- [Assignment]: Below are the records; collect from them each line containing the string "VISA".

[Data records for software interfaces]
##############################

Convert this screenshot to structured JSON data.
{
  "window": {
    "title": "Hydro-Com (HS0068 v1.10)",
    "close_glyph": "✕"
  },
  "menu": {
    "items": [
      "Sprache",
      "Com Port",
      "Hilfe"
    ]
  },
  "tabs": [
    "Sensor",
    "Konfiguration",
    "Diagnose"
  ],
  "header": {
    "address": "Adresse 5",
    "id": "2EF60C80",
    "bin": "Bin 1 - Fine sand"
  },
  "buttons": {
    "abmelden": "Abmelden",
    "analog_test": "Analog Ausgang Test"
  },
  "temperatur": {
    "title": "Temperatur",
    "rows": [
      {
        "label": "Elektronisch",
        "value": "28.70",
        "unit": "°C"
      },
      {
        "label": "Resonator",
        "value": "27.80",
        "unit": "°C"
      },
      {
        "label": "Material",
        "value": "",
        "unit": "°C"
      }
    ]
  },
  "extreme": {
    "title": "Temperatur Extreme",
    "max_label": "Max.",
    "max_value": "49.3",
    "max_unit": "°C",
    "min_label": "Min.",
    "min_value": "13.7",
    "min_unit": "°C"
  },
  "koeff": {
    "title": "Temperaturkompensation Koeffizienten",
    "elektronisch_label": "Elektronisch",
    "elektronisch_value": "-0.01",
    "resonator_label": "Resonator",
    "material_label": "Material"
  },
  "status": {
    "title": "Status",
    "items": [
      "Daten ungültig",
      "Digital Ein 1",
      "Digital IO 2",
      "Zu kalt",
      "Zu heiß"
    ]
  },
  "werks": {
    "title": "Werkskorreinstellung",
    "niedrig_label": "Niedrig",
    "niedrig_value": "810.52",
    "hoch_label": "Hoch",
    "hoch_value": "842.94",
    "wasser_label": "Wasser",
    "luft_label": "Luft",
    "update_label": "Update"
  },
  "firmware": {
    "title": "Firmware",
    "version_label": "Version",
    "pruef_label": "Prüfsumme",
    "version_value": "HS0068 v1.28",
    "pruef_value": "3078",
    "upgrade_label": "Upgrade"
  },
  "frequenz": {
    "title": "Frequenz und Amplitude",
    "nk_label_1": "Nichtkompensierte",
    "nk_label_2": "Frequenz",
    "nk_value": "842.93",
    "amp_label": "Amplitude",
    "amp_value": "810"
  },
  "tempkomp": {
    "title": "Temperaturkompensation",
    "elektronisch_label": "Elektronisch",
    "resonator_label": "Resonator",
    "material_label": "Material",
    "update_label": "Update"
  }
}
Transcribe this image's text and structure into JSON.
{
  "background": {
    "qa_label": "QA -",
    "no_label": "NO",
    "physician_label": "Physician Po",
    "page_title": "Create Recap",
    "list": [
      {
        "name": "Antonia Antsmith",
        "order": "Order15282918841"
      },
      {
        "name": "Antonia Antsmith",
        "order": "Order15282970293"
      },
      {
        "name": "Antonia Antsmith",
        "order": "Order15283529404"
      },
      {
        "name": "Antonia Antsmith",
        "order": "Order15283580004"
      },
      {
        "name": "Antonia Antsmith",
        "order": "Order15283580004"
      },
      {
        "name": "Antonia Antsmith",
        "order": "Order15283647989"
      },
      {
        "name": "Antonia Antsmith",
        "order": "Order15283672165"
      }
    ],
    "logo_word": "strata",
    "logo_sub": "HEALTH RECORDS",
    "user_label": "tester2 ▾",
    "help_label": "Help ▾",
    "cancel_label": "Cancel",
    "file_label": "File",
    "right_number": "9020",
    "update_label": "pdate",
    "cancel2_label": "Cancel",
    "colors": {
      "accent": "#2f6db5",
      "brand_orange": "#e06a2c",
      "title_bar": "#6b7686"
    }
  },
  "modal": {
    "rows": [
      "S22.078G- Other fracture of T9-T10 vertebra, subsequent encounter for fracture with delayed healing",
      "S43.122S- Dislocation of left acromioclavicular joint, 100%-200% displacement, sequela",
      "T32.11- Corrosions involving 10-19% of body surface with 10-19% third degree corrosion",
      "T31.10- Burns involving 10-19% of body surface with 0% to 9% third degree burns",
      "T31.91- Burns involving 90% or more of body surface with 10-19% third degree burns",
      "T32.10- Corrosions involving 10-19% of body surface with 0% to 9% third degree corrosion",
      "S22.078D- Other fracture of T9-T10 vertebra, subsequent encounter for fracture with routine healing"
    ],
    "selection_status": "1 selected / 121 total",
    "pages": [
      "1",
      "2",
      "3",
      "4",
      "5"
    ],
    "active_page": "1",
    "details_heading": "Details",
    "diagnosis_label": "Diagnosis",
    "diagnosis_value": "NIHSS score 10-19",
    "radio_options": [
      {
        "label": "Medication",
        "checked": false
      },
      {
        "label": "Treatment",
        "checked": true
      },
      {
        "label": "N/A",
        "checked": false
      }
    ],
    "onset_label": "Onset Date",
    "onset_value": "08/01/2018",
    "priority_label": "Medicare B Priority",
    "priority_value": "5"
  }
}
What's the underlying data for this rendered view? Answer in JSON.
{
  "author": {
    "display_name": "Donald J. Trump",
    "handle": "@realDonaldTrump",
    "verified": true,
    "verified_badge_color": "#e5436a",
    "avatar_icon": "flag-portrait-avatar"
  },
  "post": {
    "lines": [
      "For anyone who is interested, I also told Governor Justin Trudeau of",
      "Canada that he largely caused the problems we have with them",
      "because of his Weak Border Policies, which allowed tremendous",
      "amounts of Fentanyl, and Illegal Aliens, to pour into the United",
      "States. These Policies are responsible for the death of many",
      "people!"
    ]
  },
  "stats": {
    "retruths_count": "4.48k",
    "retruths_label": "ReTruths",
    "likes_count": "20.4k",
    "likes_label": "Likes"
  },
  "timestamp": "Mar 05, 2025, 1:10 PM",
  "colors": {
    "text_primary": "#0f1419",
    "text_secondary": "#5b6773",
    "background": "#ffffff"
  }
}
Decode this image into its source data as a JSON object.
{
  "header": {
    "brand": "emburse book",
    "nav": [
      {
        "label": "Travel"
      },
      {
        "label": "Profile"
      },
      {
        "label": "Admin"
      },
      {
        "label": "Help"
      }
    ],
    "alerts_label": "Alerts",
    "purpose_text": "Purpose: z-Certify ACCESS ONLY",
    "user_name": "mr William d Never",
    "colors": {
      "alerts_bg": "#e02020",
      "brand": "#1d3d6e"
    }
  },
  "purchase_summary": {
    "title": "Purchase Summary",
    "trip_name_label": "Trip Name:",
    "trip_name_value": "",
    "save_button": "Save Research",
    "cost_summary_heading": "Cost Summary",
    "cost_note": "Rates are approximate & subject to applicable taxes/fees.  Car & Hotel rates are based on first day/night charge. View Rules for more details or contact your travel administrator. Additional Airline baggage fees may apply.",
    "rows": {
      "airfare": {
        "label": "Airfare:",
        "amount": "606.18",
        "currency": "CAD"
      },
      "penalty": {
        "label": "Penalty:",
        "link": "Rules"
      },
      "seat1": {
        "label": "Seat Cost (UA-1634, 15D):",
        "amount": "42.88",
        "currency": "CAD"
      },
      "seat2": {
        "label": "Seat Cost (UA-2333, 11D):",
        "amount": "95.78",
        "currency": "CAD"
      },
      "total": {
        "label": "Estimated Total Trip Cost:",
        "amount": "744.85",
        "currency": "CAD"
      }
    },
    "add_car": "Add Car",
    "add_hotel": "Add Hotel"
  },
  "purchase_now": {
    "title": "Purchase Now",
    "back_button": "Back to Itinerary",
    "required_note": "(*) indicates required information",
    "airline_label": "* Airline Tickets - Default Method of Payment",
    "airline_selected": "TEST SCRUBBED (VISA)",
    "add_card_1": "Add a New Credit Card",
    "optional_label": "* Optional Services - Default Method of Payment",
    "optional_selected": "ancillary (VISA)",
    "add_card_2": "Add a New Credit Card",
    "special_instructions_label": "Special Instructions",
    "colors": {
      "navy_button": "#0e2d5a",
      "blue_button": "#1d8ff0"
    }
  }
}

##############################

- [Exercise output]:
    "airline_selected": "TEST SCRUBBED (VISA)",
    "optional_selected": "ancillary (VISA)",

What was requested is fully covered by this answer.